We're also looking to do some innovative things in the risk and investigation space, providing HMRC with a platform (not just a database) for analysis of datasets of interest. Of course, this comes with some fairly stringent security requirements and operational concerns given that the organisation within the department that will be undertaking this work sits outside of our IT delivery function.
There had been some consternation about where this environment should sit and whether the services offered by our nascent Cloud Delivery Group would be appropriate for the use case at hand. Our 'corporate' infrastructure services (those operated by the Cloud Delivery Group) are little less flexible than those one could get with a credit card and your Cloud Provider of Choice, but they come with the benefit of inheritance of the security features we already have on the estate, whether that be the corporate anti-virus/anti-malware service, network security appliances or integration with corporate directory services. Visibility of spend is also a key concern in this space.
It was an incredibly productive conversation, in which (to all appearances, at least) I managed to assuage the concerns that the delivery guys had about using the service, addressing their primary concerns around the agility they'd have in delivery and the level of network isolation they could have while still having access to corporate services. It did also show that we might have some communication issues around how we're publicising the services that we offer from Cloud Delivery Group, so that's also something we can address in the future. The strength of the corporate yoke is something that I'm particularly concerned is being overstated: I for one want our delivery people to be able to do whatever it is that they need to do (within the bounds of reason, of course).
Thursday: Not-so Active Directory
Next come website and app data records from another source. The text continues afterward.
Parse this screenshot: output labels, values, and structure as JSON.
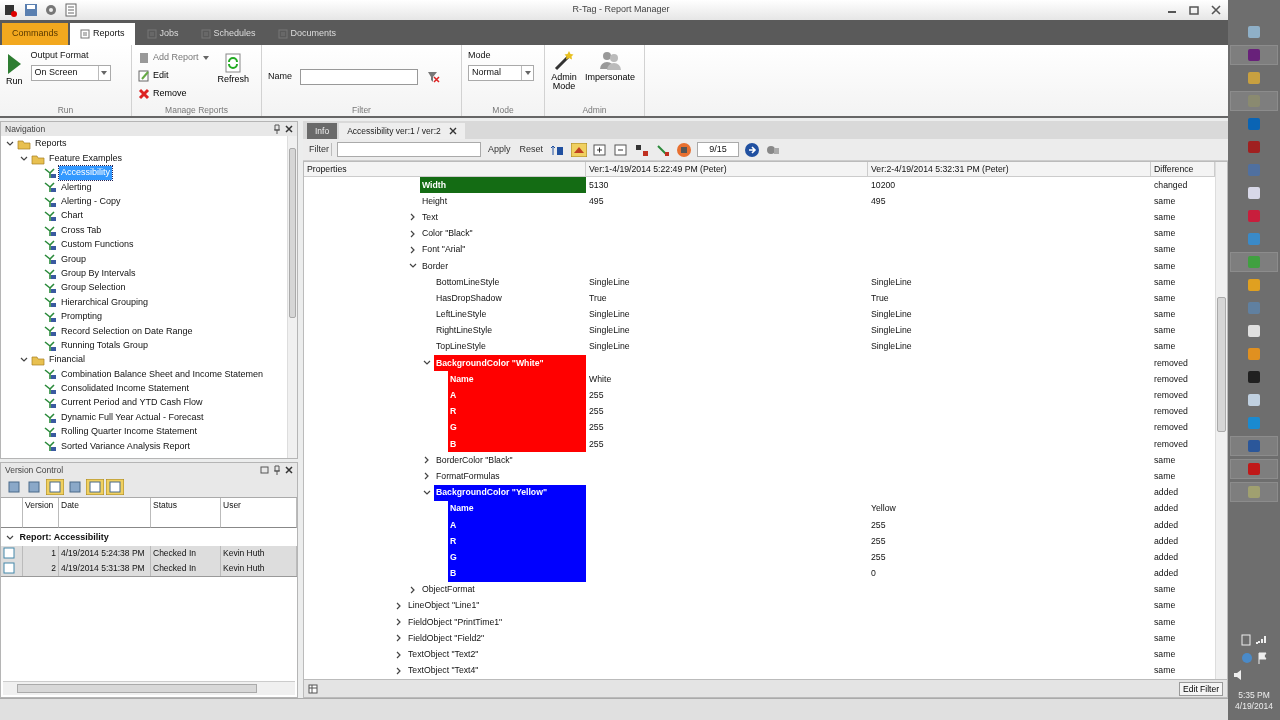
{
  "window": {
    "title": "R-Tag - Report Manager"
  },
  "ribbon_tabs": [
    {
      "label": "Commands",
      "kind": "context",
      "selected": false
    },
    {
      "label": "Reports",
      "kind": "normal",
      "selected": true
    },
    {
      "label": "Jobs",
      "kind": "normal",
      "selected": false
    },
    {
      "label": "Schedules",
      "kind": "normal",
      "selected": false
    },
    {
      "label": "Documents",
      "kind": "normal",
      "selected": false
    }
  ],
  "ribbon": {
    "run": {
      "button": "Run",
      "output_format_label": "Output Format",
      "output_format": "On Screen",
      "group": "Run"
    },
    "manage": {
      "add": "Add Report",
      "edit": "Edit",
      "remove": "Remove",
      "refresh": "Refresh",
      "group": "Manage Reports"
    },
    "filter": {
      "name_label": "Name",
      "group": "Filter"
    },
    "mode": {
      "label": "Mode",
      "value": "Normal",
      "group": "Mode"
    },
    "admin": {
      "admin_mode": "Admin Mode",
      "impersonate": "Impersonate",
      "group": "Admin"
    }
  },
  "navigation": {
    "title": "Navigation",
    "tree": [
      {
        "label": "Reports",
        "expanded": true,
        "children": [
          {
            "label": "Feature Examples",
            "expanded": true,
            "children": [
              {
                "label": "Accessibility",
                "selected": true
              },
              {
                "label": "Alerting",
                "selected": false
              },
              {
                "label": "Alerting  - Copy",
                "selected": false
              },
              {
                "label": "Chart",
                "selected": false
              },
              {
                "label": "Cross Tab",
                "selected": false
              },
              {
                "label": "Custom Functions",
                "selected": false
              },
              {
                "label": "Group",
                "selected": false
              },
              {
                "label": "Group By Intervals",
                "selected": false
              },
              {
                "label": "Group Selection",
                "selected": false
              },
              {
                "label": "Hierarchical Grouping",
                "selected": false
              },
              {
                "label": "Prompting",
                "selected": false
              },
              {
                "label": "Record Selection on Date Range",
                "selected": false
              },
              {
                "label": "Running Totals Group",
                "selected": false
              }
            ]
          },
          {
            "label": "Financial",
            "expanded": true,
            "children": [
              {
                "label": "Combination Balance Sheet and Income Statemen",
                "selected": false
              },
              {
                "label": "Consolidated Income Statement",
                "selected": false
              },
              {
                "label": "Current Period and YTD Cash Flow",
                "selected": false
              },
              {
                "label": "Dynamic Full Year Actual - Forecast",
                "selected": false
              },
              {
                "label": "Rolling Quarter Income Statement",
                "selected": false
              },
              {
                "label": "Sorted Variance Analysis Report",
                "selected": false
              }
            ]
          }
        ]
      }
    ]
  },
  "version_control": {
    "title": "Version Control",
    "columns": [
      "Version",
      "Date",
      "Status",
      "User"
    ],
    "group": "Report: Accessibility",
    "rows": [
      {
        "version": "1",
        "date": "4/19/2014 5:24:38 PM",
        "status": "Checked In",
        "user": "Kevin Huth"
      },
      {
        "version": "2",
        "date": "4/19/2014 5:31:38 PM",
        "status": "Checked In",
        "user": "Kevin Huth"
      }
    ]
  },
  "doc_tabs": [
    {
      "label": "Info",
      "closable": false,
      "selected": false
    },
    {
      "label": "Accessibility ver:1 / ver:2",
      "closable": true,
      "selected": true
    }
  ],
  "diff_toolbar": {
    "filter_label": "Filter",
    "apply": "Apply",
    "reset": "Reset",
    "counter": "9/15"
  },
  "diff": {
    "columns": [
      "Properties",
      "Ver:1-4/19/2014 5:22:49 PM (Peter)",
      "Ver:2-4/19/2014 5:32:31 PM (Peter)",
      "Difference"
    ],
    "rows": [
      {
        "children": [
          {
            "label": "Width",
            "v1": "5130",
            "v2": "10200",
            "difference": "changed",
            "color": "#146c14"
          },
          {
            "label": "Height",
            "v1": "495",
            "v2": "495",
            "difference": "same"
          },
          {
            "label": "Text",
            "expanded": false,
            "difference": "same"
          },
          {
            "label": "Color \"Black\"",
            "expanded": false,
            "difference": "same"
          },
          {
            "label": "Font \"Arial\"",
            "expanded": false,
            "difference": "same"
          },
          {
            "label": "Border",
            "expanded": true,
            "difference": "same",
            "children": [
              {
                "label": "BottomLineStyle",
                "v1": "SingleLine",
                "v2": "SingleLine",
                "difference": "same"
              },
              {
                "label": "HasDropShadow",
                "v1": "True",
                "v2": "True",
                "difference": "same"
              },
              {
                "label": "LeftLineStyle",
                "v1": "SingleLine",
                "v2": "SingleLine",
                "difference": "same"
              },
              {
                "label": "RightLineStyle",
                "v1": "SingleLine",
                "v2": "SingleLine",
                "difference": "same"
              },
              {
                "label": "TopLineStyle",
                "v1": "SingleLine",
                "v2": "SingleLine",
                "difference": "same"
              },
              {
                "label": "BackgroundColor \"White\"",
                "expanded": true,
                "difference": "removed",
                "color": "#ff0000",
                "children": [
                  {
                    "label": "Name",
                    "v1": "White",
                    "difference": "removed",
                    "color": "#ff0000"
                  },
                  {
                    "label": "A",
                    "v1": "255",
                    "difference": "removed",
                    "color": "#ff0000"
                  },
                  {
                    "label": "R",
                    "v1": "255",
                    "difference": "removed",
                    "color": "#ff0000"
                  },
                  {
                    "label": "G",
                    "v1": "255",
                    "difference": "removed",
                    "color": "#ff0000"
                  },
                  {
                    "label": "B",
                    "v1": "255",
                    "difference": "removed",
                    "color": "#ff0000"
                  }
                ]
              },
              {
                "label": "BorderColor \"Black\"",
                "expanded": false,
                "difference": "same"
              },
              {
                "label": "FormatFormulas",
                "expanded": false,
                "difference": "same"
              },
              {
                "label": "BackgroundColor \"Yellow\"",
                "expanded": true,
                "difference": "added",
                "color": "#0000ff",
                "children": [
                  {
                    "label": "Name",
                    "v2": "Yellow",
                    "difference": "added",
                    "color": "#0000ff"
                  },
                  {
                    "label": "A",
                    "v2": "255",
                    "difference": "added",
                    "color": "#0000ff"
                  },
                  {
                    "label": "R",
                    "v2": "255",
                    "difference": "added",
                    "color": "#0000ff"
                  },
                  {
                    "label": "G",
                    "v2": "255",
                    "difference": "added",
                    "color": "#0000ff"
                  },
                  {
                    "label": "B",
                    "v2": "0",
                    "difference": "added",
                    "color": "#0000ff"
                  }
                ]
              }
            ]
          },
          {
            "label": "ObjectFormat",
            "expanded": false,
            "difference": "same"
          }
        ]
      },
      {
        "label": "LineObject \"Line1\"",
        "expanded": false,
        "difference": "same"
      },
      {
        "label": "FieldObject \"PrintTime1\"",
        "expanded": false,
        "difference": "same"
      },
      {
        "label": "FieldObject \"Field2\"",
        "expanded": false,
        "difference": "same"
      },
      {
        "label": "TextObject \"Text2\"",
        "expanded": false,
        "difference": "same"
      },
      {
        "label": "TextObject \"Text4\"",
        "expanded": false,
        "difference": "same"
      }
    ]
  },
  "diff_footer": {
    "edit_filter": "Edit Filter"
  },
  "taskbar": {
    "apps": [
      {
        "color": "#8fb0c8",
        "selected": false
      },
      {
        "color": "#68217a",
        "selected": true
      },
      {
        "color": "#c8a040",
        "selected": false
      },
      {
        "color": "#8a8a70",
        "selected": true
      },
      {
        "color": "#0a64b4",
        "selected": false
      },
      {
        "color": "#a02020",
        "selected": false
      },
      {
        "color": "#5070a0",
        "selected": false
      },
      {
        "color": "#d8d8e8",
        "selected": false
      },
      {
        "color": "#c81e3c",
        "selected": false
      },
      {
        "color": "#3a8ac8",
        "selected": false
      },
      {
        "color": "#40a040",
        "selected": true
      },
      {
        "color": "#e0a020",
        "selected": false
      },
      {
        "color": "#6080a0",
        "selected": false
      },
      {
        "color": "#e0e0e0",
        "selected": false
      },
      {
        "color": "#e09020",
        "selected": false
      },
      {
        "color": "#202020",
        "selected": false
      },
      {
        "color": "#c0d0e0",
        "selected": false
      },
      {
        "color": "#1a8ad0",
        "selected": false
      },
      {
        "color": "#2b579a",
        "selected": true
      },
      {
        "color": "#c01818",
        "selected": true
      },
      {
        "color": "#a0a070",
        "selected": true
      }
    ],
    "time": "5:35 PM",
    "date": "4/19/2014"
  }
}
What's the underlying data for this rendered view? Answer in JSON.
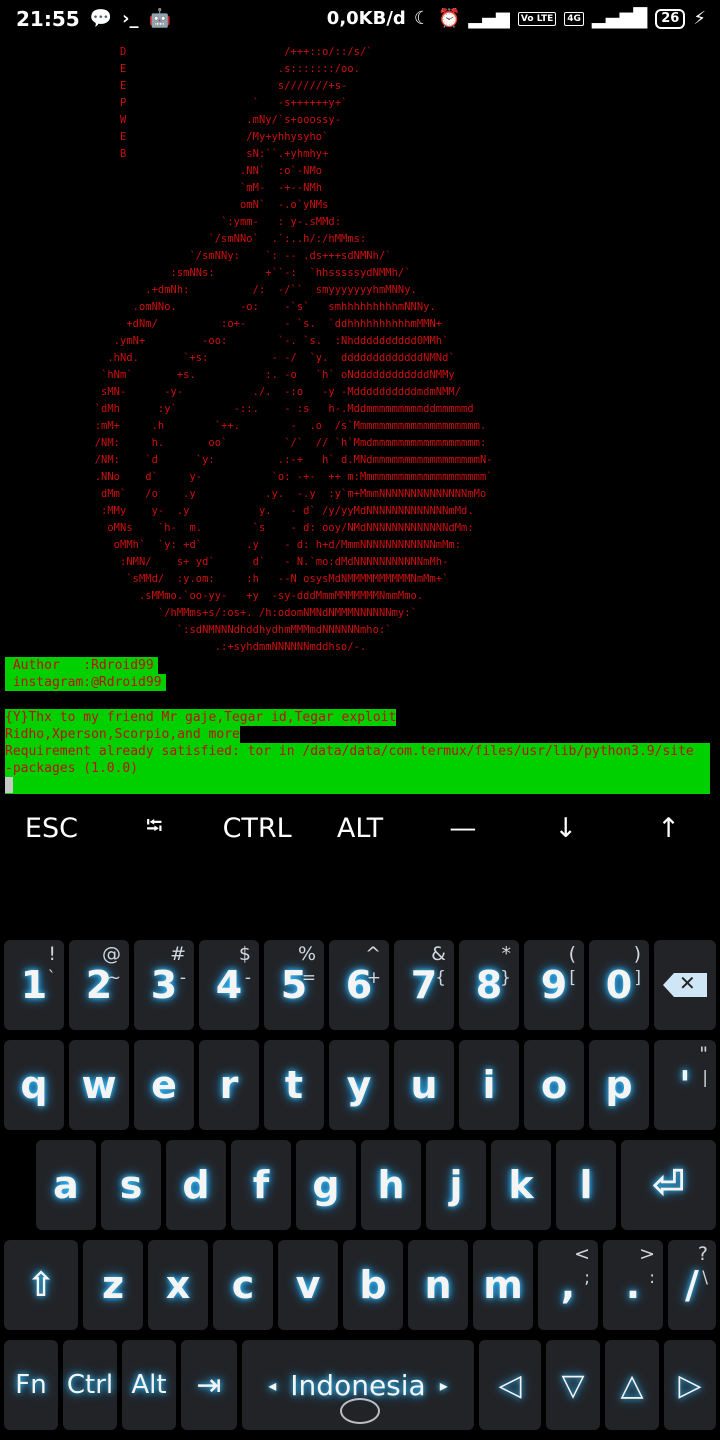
{
  "status_bar": {
    "time": "21:55",
    "left_icons": [
      "chat-icon",
      "terminal-prompt-icon",
      "android-icon"
    ],
    "prompt_glyph": "›_",
    "network_speed": "0,0KB/d",
    "network_badge_1": "Vo LTE",
    "network_badge_2": "4G",
    "battery": "26"
  },
  "terminal": {
    "ascii_art": "                   D                         /+++::o/::/s/`\n                   E                        .s:::::::/oo.\n                   E                        s///////+s-\n                   P                    `   -s++++++y+`\n                   W                   .mNy/`s+ooossy-\n                   E                   /My+yhhysyho`\n                   B                   sN:``.+yhmhy+\n                                      .NN`  :o`-NMo\n                                      `mM-  -+--NMh\n                                      omN`  -.o`yNMs\n                                   `:ymm-   : y-.sMMd:\n                                 `/smNNo`  .`:..h/:/hMMms:\n                              `/smNNy:    `: -- .ds+++sdNMNh/`\n                           :smNNs:        +``-:  `hhsssssydNMMh/`\n                       .+dmNh:          /:  -/``  smyyyyyyyhmMNNy.\n                     .omNNo.          -o:    -`s`   smhhhhhhhhhmNNNy.\n                    +dNm/          :o+-      - `s.  `ddhhhhhhhhhhmMMN+\n                  .ymN+         -oo:        `-. `s.  :Nhdddddddddd0MMh`\n                 .hNd.       `+s:          - -/  `y.  dddddddddddddNMNd`\n                `hNm`       +s.           :. -o   `h` oNddddddddddddNMMy\n                sMN-      -y-           ./.  -:o   -y -MddddddddddmdmNMM/\n               `dMh      :y`         -::.    - :s   h-.Mddmmmmmmmmmddmmmmmd\n               :mM+     .h        `++.        -  .o  /s`Mmmmmmmmmmmmmmmmmmmm.\n               /NM:     h.       oo`         `/`  // `h`Mmdmmmmmmmmmmmmmmmmm:\n               /NM:    `d      `y:          .:-+   h` d.MNdmmmmmmmmmmmmmmmmmN-\n               .NNo    d`     y-           `o: -+-  ++ m:Mmmmmmmmmmmmmmmmmmmm`\n                dMm`   /o    .y           .y.  -.y  :y`m+MmmNNNNNNNNNNNNNNmMo\n                :MMy    y-  .y           y.   - d` /y/yyMdNNNNNNNNNNNNNmMd.\n                 oMNs    `h-  m.        `s    - d: ooy/NMdNNNNNNNNNNNNNdMm:\n                  oMMh`  `y: +d`       .y    - d: h+d/MmmNNNNNNNNNNNNmMm:\n                   :NMN/    s+ yd`      d`   - N.`mo:dMdNNNNNNNNNNNmMh-\n                    `sMMd/  :y.om:     :h   --N osysMdNMMMMMMMMMMNmMm+`\n                      .sMMmo.`oo-yy-   +y  -sy-dddMmmMMMMMMMNmmMmo.\n                         `/hMMms+s/:os+. /h:odomNMNdNMMMNNNNNNmy:`\n                            `:sdNMNNNdhddhydhmMMMmdNNNNNNmho:`\n                                  .:+syhdmmNNNNNNmddhso/-.",
    "author_line": " Author   :Rdroid99",
    "instagram_line": " instagram:@Rdroid99",
    "thanks_line_1": "{Y}Thx to my friend Mr gaje,Tegar id,Tegar exploit",
    "thanks_line_2": "Ridho,Xperson,Scorpio,and more",
    "requirement_line_1": "Requirement already satisfied: tor in /data/data/com.termux/files/usr/lib/python3.9/site",
    "requirement_line_2": "-packages (1.0.0)"
  },
  "extra_keys": [
    "ESC",
    "⭾",
    "CTRL",
    "ALT",
    "—",
    "↓",
    "↑"
  ],
  "keyboard": {
    "row1": [
      {
        "main": "1",
        "sec": "!",
        "sec2": "`"
      },
      {
        "main": "2",
        "sec": "@",
        "sec2": "~"
      },
      {
        "main": "3",
        "sec": "#",
        "sec2": "-"
      },
      {
        "main": "4",
        "sec": "$",
        "sec2": "-"
      },
      {
        "main": "5",
        "sec": "%",
        "sec2": "="
      },
      {
        "main": "6",
        "sec": "^",
        "sec2": "+"
      },
      {
        "main": "7",
        "sec": "&",
        "sec2": "{"
      },
      {
        "main": "8",
        "sec": "*",
        "sec2": "}"
      },
      {
        "main": "9",
        "sec": "(",
        "sec2": "["
      },
      {
        "main": "0",
        "sec": ")",
        "sec2": "]"
      }
    ],
    "row2": [
      "q",
      "w",
      "e",
      "r",
      "t",
      "y",
      "u",
      "i",
      "o",
      "p"
    ],
    "row2_extra": {
      "main": "'",
      "sec": "\"",
      "sec2": "|"
    },
    "row3": [
      "a",
      "s",
      "d",
      "f",
      "g",
      "h",
      "j",
      "k",
      "l"
    ],
    "row4": [
      "z",
      "x",
      "c",
      "v",
      "b",
      "n",
      "m"
    ],
    "row4_comma": ",",
    "row4_period": {
      "main": ".",
      "sec": ">",
      "sec2": ":"
    },
    "row4_comma_sec": {
      "sec": "<",
      "sec2": ";"
    },
    "row4_slash": {
      "main": "/",
      "sec": "?",
      "sec2": "\\"
    },
    "row5": {
      "fn": "Fn",
      "ctrl": "Ctrl",
      "alt": "Alt",
      "language": "Indonesia",
      "lang_left": "◂",
      "lang_right": "▸"
    }
  },
  "colors": {
    "terminal_text": "#d01010",
    "highlight": "#00d000",
    "key_bg": "#222326",
    "key_glow": "#1ea0ff"
  }
}
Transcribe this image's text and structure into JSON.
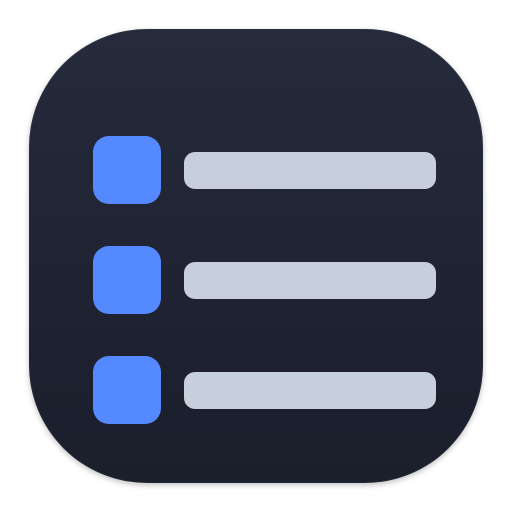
{
  "icon": {
    "name": "list-app-icon",
    "colors": {
      "background_top": "#262b3c",
      "background_bottom": "#1b1f2c",
      "bullet": "#5589ff",
      "bar": "#c8cfdc"
    },
    "items": [
      {
        "bullet_icon": "square-bullet-icon",
        "line_icon": "text-line-icon"
      },
      {
        "bullet_icon": "square-bullet-icon",
        "line_icon": "text-line-icon"
      },
      {
        "bullet_icon": "square-bullet-icon",
        "line_icon": "text-line-icon"
      }
    ]
  }
}
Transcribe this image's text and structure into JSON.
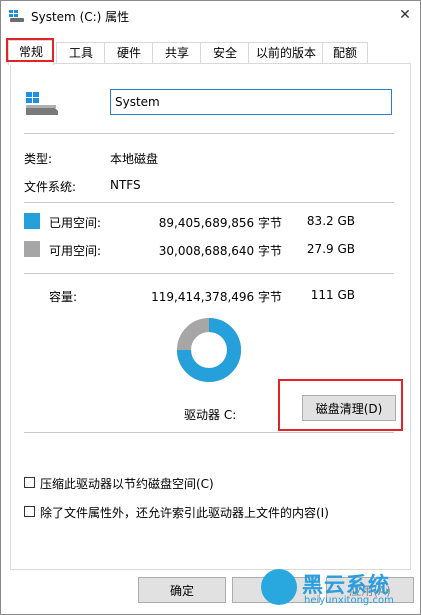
{
  "window": {
    "title": "System (C:) 属性",
    "close_glyph": "✕",
    "title_icon": "drive-icon"
  },
  "tabs": [
    {
      "label": "常规",
      "active": true
    },
    {
      "label": "工具"
    },
    {
      "label": "硬件"
    },
    {
      "label": "共享"
    },
    {
      "label": "安全"
    },
    {
      "label": "以前的版本"
    },
    {
      "label": "配额"
    }
  ],
  "general": {
    "drive_name": "System",
    "type_label": "类型:",
    "type_value": "本地磁盘",
    "fs_label": "文件系统:",
    "fs_value": "NTFS",
    "used": {
      "label": "已用空间:",
      "bytes": "89,405,689,856 字节",
      "size": "83.2 GB",
      "color": "#26a0da"
    },
    "free": {
      "label": "可用空间:",
      "bytes": "30,008,688,640 字节",
      "size": "27.9 GB",
      "color": "#a6a6a6"
    },
    "capacity": {
      "label": "容量:",
      "bytes": "119,414,378,496 字节",
      "size": "111 GB"
    },
    "used_fraction": 0.7487,
    "drive_label": "驱动器 C:",
    "cleanup_button": "磁盘清理(D)",
    "compress_checkbox": "压缩此驱动器以节约磁盘空间(C)",
    "index_checkbox": "除了文件属性外，还允许索引此驱动器上文件的内容(I)"
  },
  "buttons": {
    "ok": "确定",
    "cancel": "取消",
    "apply": "应用(A)"
  },
  "watermark": {
    "brand": "黑云系统",
    "url": "heiyunxitong.com",
    "color": "#29a8e0"
  }
}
We're big fans of Single Sign-On in HMRC, with the general diktat being "if it can use SSO, it should." In an organisation our size with our access control concerns, it makes sense: try managing 65,000 user accounts across multiple systems, you'd definitely be creating a cottage industry. We're trying to get an SSO solution working for our multi-cloud brokering system (which I can't name even though there's an event at which we're speaking in September, I believe...) and it's making visible some interesting issues we have with how we deal with identity - mainly how we can't identify from AD which business unit someone belongs to.
We came to a solution and it shouldn't be too messy, even if we're not automatically identifying which business unit a person belongs to automatically - but we can use our existing solution for role management, so I'll take that as a win.
This is probably my favourite bit of work at the moment, even if it's not what I said I wanted in last year.
Friday: Press F5 to Continue
I had a meeting with F5 to discuss how we'll be handling perimiter security for HMRC's new network design (see the YouTube link above for some more detail about this) and how it can be automated. I was asked how much I knew about F5's automation technologies and, without thinking or missing a beat, I answered "it costs money, so I know next to nothing about it." Room erupts; I'm told I "really am the posterboy for the new civil service." Cheers, I think? It was probably the comment combined with my now-standard fly kicks.
I sacrifice foot comfort for no supplier.
It was a genuinely interesting meeting and has given me some ideas for how we can safely delegate perimiter network security to a level that shouldn't impede development, particularly for our digital platform. All very exciting.
Music: Zola Jesus, The Jezabels, Godspeed You! Black Emperor
Books: From Third World to First - Lee Kuan Yew
Games: Mainly Street Fighter V, I'm still terrible at it.
Thought for the week
It's definitely just a fucking database.